But sometimes, advertising can be innovative, not only in terms of content, but also where it appears. Here's a list of innovative advertising spaces and mediums that I have put together for you:
Eco-friendly paper hangers
The Smart Hanger, an eco-friendly startup from Canada that I featured in a Funky Brand Interview back in August, provides an innovative space for advertisers who display their messages on hangers made from recycled paper. Those who view the ads, actually perceive them in a positive way, since the Hanger helps solve a problem of landfill waste.

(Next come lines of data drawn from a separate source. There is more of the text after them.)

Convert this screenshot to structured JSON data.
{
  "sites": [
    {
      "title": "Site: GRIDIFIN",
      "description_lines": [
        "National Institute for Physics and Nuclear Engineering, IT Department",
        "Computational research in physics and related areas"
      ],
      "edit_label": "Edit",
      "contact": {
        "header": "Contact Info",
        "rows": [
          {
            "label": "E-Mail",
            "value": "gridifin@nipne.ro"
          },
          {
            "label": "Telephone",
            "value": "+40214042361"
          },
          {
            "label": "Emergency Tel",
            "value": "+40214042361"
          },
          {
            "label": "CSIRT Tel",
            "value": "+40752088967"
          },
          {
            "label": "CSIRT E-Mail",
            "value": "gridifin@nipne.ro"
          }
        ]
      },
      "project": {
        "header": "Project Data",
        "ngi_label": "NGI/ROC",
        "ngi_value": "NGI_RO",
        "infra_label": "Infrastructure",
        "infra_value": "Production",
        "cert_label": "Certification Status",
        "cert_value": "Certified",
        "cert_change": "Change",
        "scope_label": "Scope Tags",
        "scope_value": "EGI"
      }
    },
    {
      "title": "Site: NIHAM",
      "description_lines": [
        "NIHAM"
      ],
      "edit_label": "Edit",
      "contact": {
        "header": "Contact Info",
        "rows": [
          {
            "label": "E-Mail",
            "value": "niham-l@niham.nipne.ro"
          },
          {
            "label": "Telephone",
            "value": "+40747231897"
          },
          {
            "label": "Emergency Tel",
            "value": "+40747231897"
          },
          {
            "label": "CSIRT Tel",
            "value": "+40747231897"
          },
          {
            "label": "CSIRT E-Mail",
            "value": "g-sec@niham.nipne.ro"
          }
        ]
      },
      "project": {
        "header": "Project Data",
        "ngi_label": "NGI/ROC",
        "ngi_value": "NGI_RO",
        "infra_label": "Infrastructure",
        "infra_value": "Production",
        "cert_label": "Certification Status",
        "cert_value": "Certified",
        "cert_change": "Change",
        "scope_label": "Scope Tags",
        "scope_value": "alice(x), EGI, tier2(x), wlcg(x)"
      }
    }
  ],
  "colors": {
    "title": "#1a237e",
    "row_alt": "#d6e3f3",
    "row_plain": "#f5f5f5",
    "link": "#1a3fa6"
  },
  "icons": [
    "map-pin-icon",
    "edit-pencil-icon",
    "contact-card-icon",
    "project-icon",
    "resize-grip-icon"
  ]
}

This is a photo of a Villo city rental bike in Brussels, featuring an ad by a hosiery manufacturer, DIM. I think DIM did a pretty good job here selecting the bike as an advertising medium to promote their stockings. I can imagine many female bikers would hesitate to rent a bike in the fear of ruining their stockings, and DIM proposes to solve that issue. (The fact that scarce biking paths in Brussels make this city ill-adapted for this activity is more important than stockings, but this is a whole different issue).
404 error pages on web sites
Murphy's beer (a brand that belongs to the Heineken group) ran a Murphy's Law (( Murphy's law is, "Anything that can go wrong, will go wrong.")) ad campain by placing ads on 404 error pages of the Dutch portal Planet Internet back in 2000. I think that the ad space itself is rather innovative, though I doubt this kind of a campaign would trigger a lot of associations between the beer and Murphy's law, even when somebody lands on a "wrong" page.
I am listing this "medium" here as it's quite unusual, but it's also pretty controversial. In fact, several companies have made attempts to link advertisers with those people who're willing to tattoo ads on their body. However, it seems that these companies didn't live too long. For instance, Body Billboardz, a social network of people willing to tattoo ads, doesn't seem to exist any more. Something called Handvertising USA probably went bust as well.
I can imagine that there would be many volunteers willing to provide "ad space" on their bodies, but the other side of the market -- advertisers -- probably wouldn't want to risk their reputation by "placing" tattoo ads on people.
Body art is a whole different matter, and body painting has been used by advertisers to create artistic effects as the one on the left. Remember that Paris Hilton wore nothing but a thick layer of golden paint to launch Prosecco Rich?
If you have more examples of innovative ad spaces, please comment! :)
See another example in this post.